- What to produce
Pull out every line below that contains the word "chevron".

- Record set
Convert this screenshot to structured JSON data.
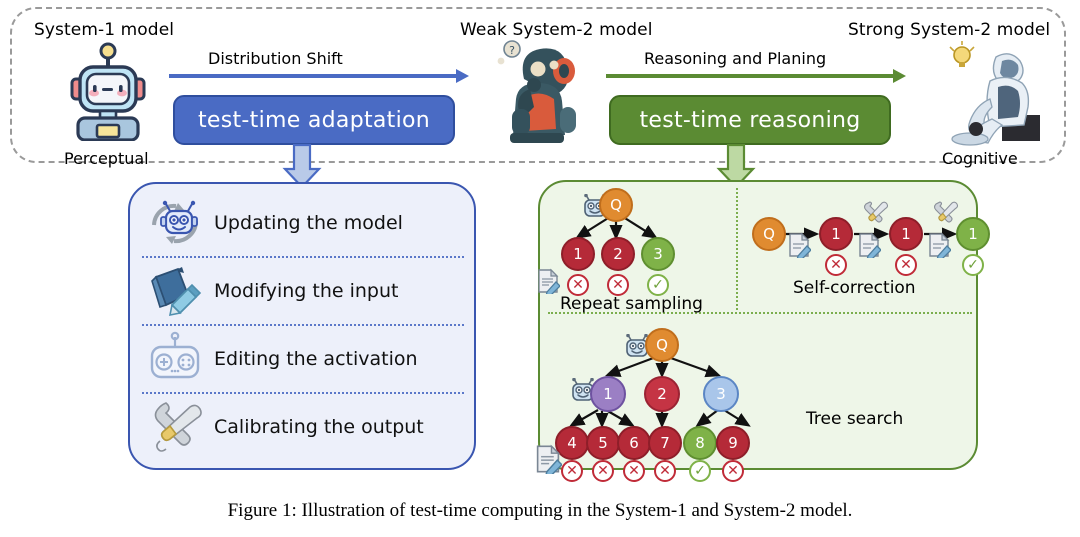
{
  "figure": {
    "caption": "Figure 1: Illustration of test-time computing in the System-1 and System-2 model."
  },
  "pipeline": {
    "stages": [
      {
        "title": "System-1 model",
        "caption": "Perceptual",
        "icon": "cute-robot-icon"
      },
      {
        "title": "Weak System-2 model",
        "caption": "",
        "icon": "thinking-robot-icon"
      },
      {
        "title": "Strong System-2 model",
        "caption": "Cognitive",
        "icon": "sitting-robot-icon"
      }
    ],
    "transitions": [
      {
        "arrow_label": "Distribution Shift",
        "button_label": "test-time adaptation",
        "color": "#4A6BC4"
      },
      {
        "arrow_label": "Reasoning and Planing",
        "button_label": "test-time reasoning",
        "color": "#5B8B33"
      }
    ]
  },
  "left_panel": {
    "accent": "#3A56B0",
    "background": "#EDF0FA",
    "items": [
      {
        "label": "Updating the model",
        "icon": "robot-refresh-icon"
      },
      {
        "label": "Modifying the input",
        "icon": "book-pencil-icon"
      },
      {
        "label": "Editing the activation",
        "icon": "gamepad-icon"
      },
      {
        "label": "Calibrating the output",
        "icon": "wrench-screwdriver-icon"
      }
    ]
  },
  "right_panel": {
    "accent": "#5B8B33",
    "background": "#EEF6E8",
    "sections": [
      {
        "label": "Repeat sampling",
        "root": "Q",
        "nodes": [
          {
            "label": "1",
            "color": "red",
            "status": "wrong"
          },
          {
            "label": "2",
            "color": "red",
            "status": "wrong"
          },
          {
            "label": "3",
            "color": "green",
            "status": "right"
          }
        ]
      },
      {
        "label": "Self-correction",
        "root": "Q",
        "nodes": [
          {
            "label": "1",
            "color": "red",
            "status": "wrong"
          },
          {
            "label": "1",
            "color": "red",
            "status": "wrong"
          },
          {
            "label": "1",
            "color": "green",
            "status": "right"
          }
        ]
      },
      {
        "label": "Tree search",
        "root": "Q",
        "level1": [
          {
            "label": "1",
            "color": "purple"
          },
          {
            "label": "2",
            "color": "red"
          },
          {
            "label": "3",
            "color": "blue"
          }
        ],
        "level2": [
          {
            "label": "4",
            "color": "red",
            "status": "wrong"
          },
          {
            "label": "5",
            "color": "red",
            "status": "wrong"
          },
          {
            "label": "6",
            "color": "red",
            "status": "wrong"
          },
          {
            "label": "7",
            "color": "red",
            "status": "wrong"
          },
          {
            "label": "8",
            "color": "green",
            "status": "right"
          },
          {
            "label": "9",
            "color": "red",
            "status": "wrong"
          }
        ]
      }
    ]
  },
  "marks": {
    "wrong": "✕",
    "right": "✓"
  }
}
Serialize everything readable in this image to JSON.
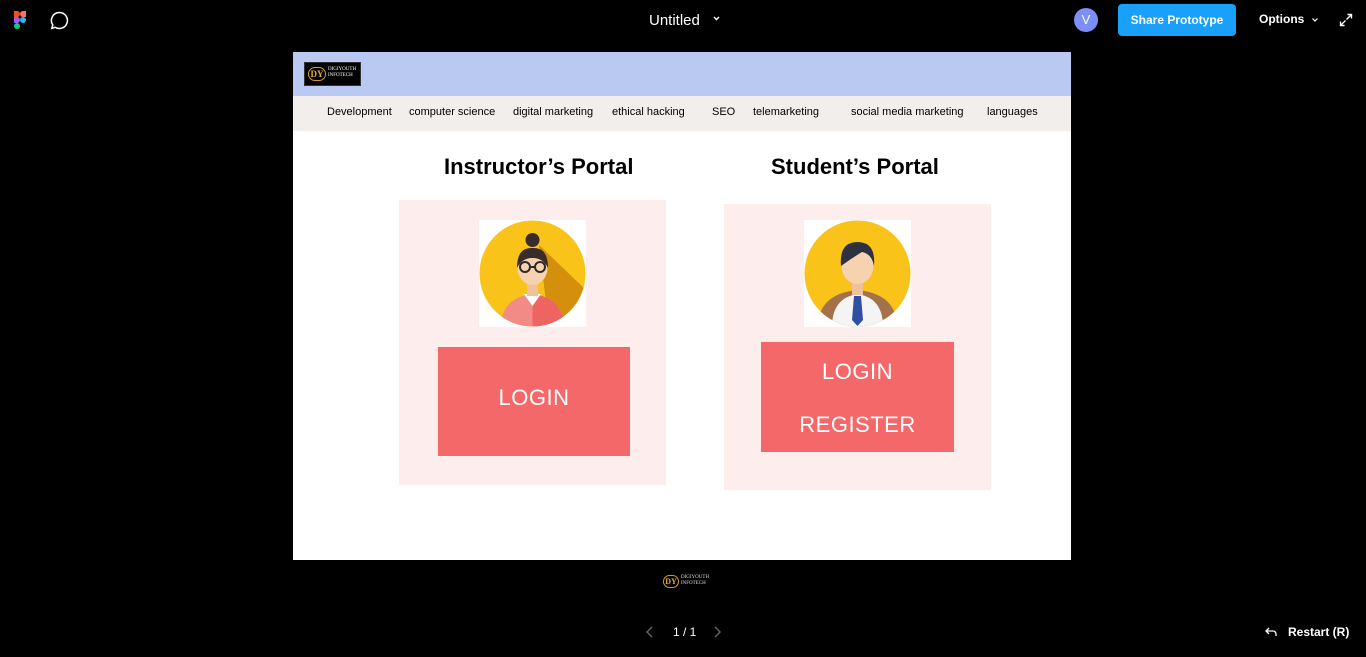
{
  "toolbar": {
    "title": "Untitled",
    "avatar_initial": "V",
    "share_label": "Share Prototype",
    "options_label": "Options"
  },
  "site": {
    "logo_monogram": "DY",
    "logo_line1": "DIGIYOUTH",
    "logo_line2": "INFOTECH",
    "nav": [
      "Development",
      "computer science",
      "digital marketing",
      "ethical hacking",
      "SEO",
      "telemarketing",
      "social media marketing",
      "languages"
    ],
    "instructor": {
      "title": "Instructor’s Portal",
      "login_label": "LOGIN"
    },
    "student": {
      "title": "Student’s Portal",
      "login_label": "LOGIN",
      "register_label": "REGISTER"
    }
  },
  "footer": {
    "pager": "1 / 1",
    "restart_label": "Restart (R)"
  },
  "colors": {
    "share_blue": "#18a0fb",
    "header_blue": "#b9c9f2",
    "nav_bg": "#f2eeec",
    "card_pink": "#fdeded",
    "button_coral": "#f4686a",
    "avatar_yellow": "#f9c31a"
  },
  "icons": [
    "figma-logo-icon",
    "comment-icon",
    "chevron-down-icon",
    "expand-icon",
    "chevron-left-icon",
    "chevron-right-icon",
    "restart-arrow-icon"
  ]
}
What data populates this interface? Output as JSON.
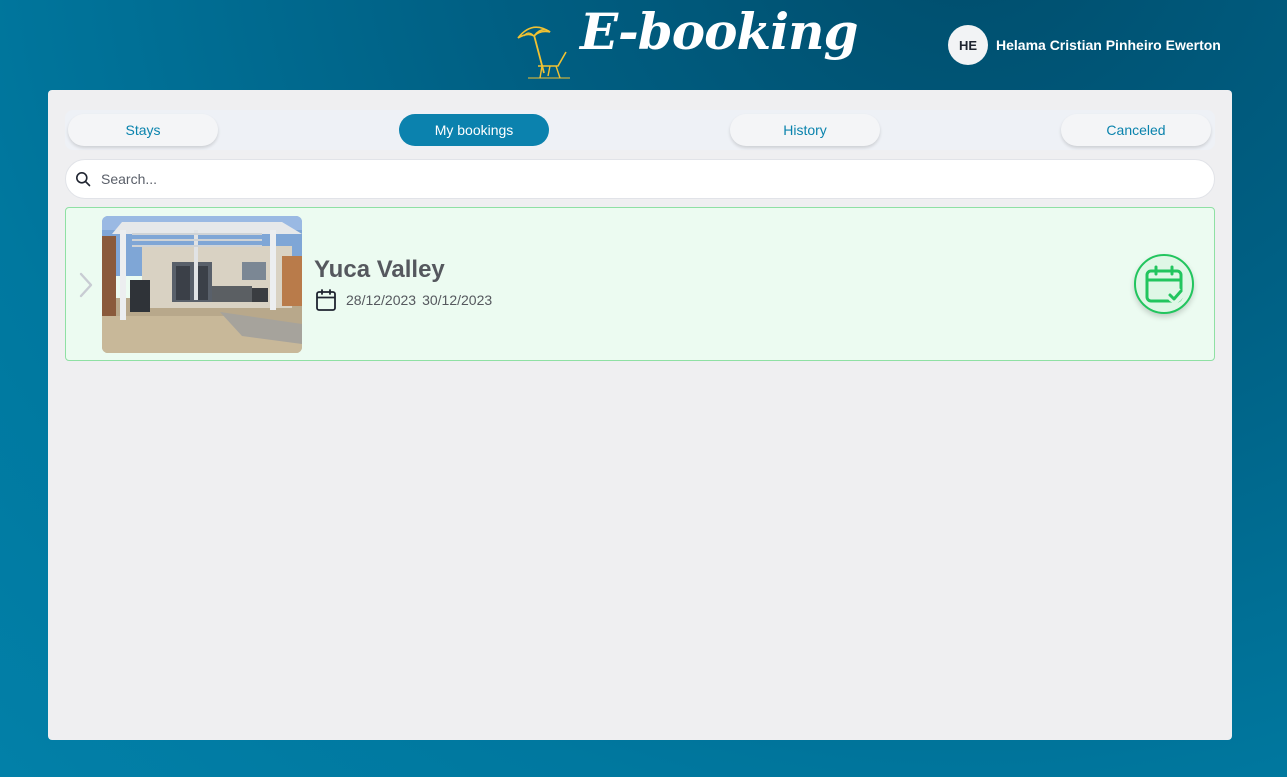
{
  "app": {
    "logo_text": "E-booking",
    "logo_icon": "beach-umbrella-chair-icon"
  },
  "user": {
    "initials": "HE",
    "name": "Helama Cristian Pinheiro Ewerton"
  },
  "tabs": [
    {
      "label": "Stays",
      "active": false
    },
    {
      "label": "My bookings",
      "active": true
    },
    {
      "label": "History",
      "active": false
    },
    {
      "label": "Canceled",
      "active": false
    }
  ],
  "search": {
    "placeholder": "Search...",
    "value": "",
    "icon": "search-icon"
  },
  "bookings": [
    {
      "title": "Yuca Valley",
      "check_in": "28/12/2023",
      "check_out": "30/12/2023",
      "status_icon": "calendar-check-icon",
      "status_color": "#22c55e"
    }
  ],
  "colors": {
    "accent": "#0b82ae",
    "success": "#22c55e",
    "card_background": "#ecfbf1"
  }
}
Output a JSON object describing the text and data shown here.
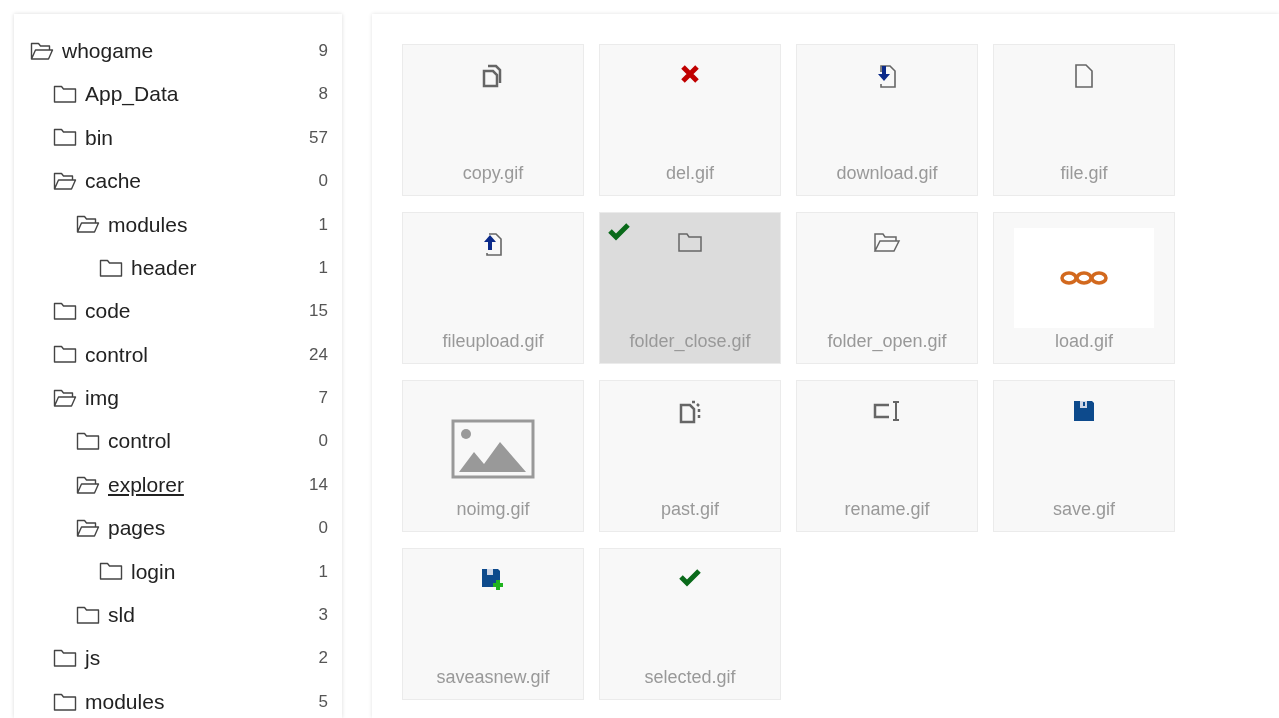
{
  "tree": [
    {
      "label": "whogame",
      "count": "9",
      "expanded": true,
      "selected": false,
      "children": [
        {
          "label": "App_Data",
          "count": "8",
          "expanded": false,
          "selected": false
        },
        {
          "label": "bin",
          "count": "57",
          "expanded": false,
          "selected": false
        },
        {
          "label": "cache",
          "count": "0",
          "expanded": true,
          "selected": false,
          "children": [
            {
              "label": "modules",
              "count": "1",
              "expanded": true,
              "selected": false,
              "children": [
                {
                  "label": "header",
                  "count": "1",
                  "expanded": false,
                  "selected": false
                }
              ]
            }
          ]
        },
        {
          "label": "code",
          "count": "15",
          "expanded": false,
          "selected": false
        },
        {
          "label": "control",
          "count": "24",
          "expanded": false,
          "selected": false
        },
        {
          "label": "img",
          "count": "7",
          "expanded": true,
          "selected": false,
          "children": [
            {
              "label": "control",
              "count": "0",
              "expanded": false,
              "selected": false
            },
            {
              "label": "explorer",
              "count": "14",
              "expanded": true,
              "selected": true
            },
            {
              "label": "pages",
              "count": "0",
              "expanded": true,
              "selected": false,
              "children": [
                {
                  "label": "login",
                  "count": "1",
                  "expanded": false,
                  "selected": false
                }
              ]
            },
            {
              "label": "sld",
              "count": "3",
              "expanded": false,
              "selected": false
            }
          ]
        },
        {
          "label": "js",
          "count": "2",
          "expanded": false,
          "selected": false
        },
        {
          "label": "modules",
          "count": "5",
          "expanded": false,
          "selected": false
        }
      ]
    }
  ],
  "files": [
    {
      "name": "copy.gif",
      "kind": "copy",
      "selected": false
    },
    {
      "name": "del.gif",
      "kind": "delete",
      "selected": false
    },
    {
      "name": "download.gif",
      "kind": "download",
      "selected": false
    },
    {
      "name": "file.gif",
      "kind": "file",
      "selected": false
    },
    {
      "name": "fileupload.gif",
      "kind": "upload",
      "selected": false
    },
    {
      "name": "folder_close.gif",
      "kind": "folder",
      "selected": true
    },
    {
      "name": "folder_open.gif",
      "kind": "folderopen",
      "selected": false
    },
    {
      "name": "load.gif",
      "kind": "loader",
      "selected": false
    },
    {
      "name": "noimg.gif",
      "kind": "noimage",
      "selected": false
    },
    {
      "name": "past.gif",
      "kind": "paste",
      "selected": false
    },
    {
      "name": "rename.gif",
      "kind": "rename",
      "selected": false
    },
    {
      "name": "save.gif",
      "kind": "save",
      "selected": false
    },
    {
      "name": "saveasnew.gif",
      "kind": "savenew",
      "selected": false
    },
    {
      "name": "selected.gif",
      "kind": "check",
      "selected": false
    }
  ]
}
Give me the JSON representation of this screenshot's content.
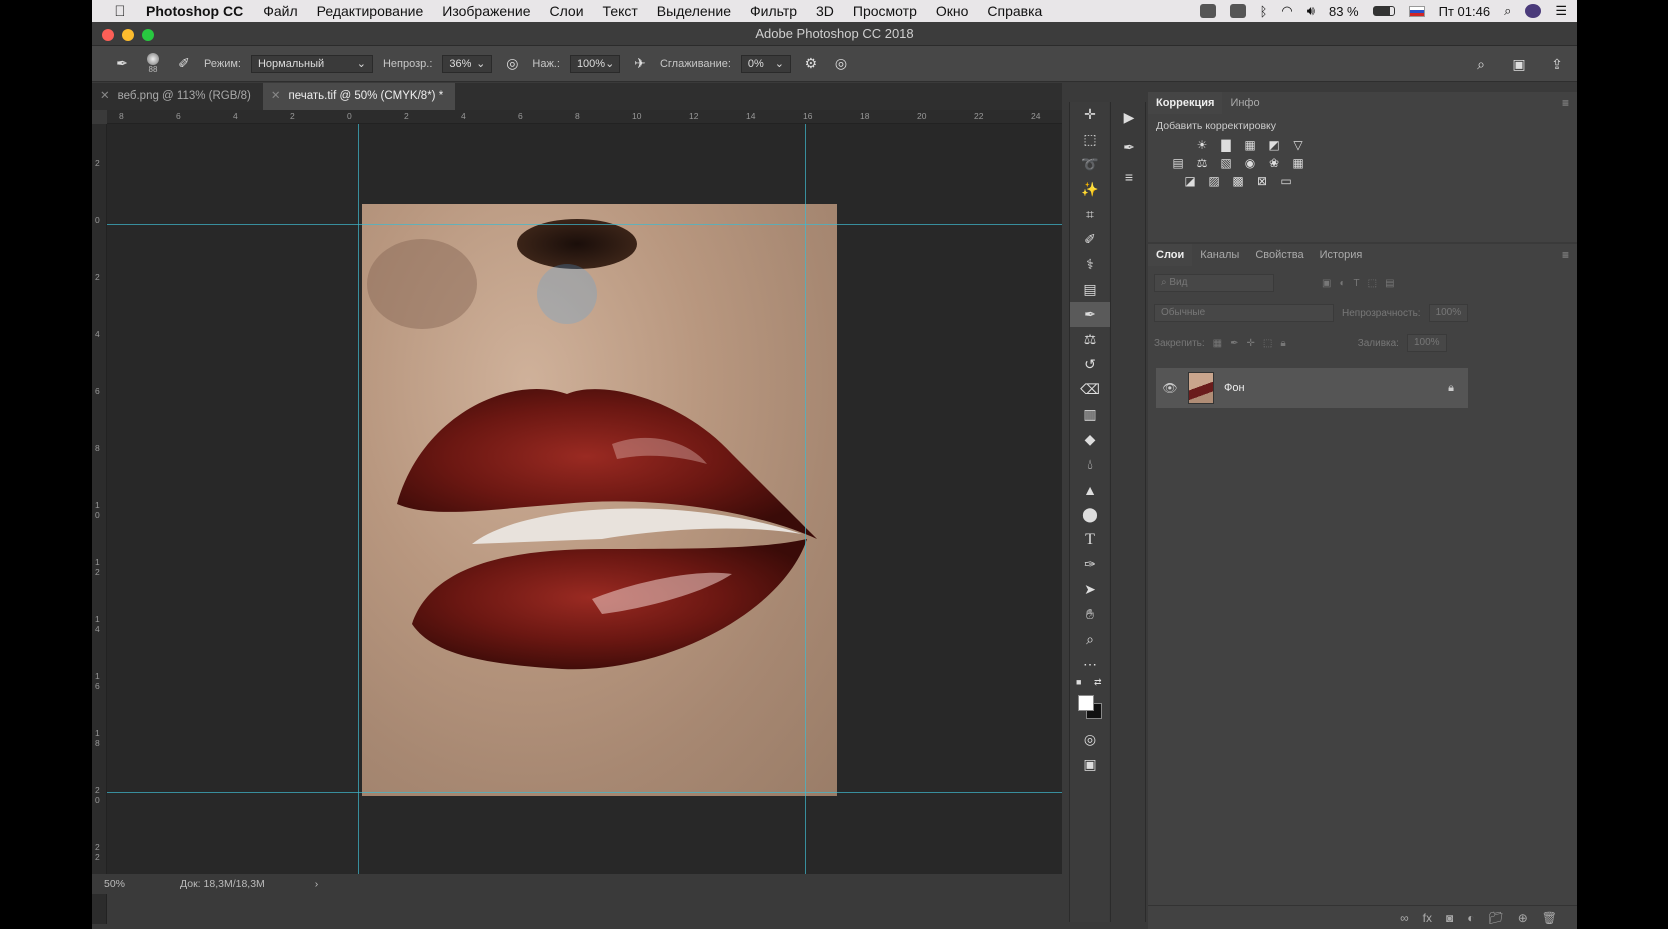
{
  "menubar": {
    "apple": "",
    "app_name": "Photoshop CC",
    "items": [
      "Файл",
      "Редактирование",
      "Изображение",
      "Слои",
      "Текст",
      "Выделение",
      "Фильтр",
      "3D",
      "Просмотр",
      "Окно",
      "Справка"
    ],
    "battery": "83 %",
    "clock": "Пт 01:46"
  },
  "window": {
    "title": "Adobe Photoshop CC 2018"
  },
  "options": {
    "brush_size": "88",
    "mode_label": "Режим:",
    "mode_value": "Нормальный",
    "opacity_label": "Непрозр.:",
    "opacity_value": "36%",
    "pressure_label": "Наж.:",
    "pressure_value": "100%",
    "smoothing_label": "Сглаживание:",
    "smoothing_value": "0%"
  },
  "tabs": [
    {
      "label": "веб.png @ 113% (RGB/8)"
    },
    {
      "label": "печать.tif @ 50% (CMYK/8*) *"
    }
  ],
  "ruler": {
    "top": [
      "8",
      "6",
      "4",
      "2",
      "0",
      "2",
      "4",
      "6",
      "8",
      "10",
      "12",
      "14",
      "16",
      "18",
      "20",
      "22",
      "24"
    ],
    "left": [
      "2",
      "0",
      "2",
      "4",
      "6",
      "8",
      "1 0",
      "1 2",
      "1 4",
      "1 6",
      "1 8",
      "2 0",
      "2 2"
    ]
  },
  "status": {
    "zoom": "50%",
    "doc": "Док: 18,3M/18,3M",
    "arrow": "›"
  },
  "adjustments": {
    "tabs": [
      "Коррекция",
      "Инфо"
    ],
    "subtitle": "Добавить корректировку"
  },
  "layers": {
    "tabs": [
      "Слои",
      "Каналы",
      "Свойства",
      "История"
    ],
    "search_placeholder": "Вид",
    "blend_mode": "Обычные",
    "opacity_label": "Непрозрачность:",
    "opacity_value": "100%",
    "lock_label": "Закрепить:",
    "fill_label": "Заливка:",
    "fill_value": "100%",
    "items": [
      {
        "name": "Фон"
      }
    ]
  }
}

- Finished task
    "chevron-down-icon",
    "chevron-left-icon",
    "chevron-right-icon",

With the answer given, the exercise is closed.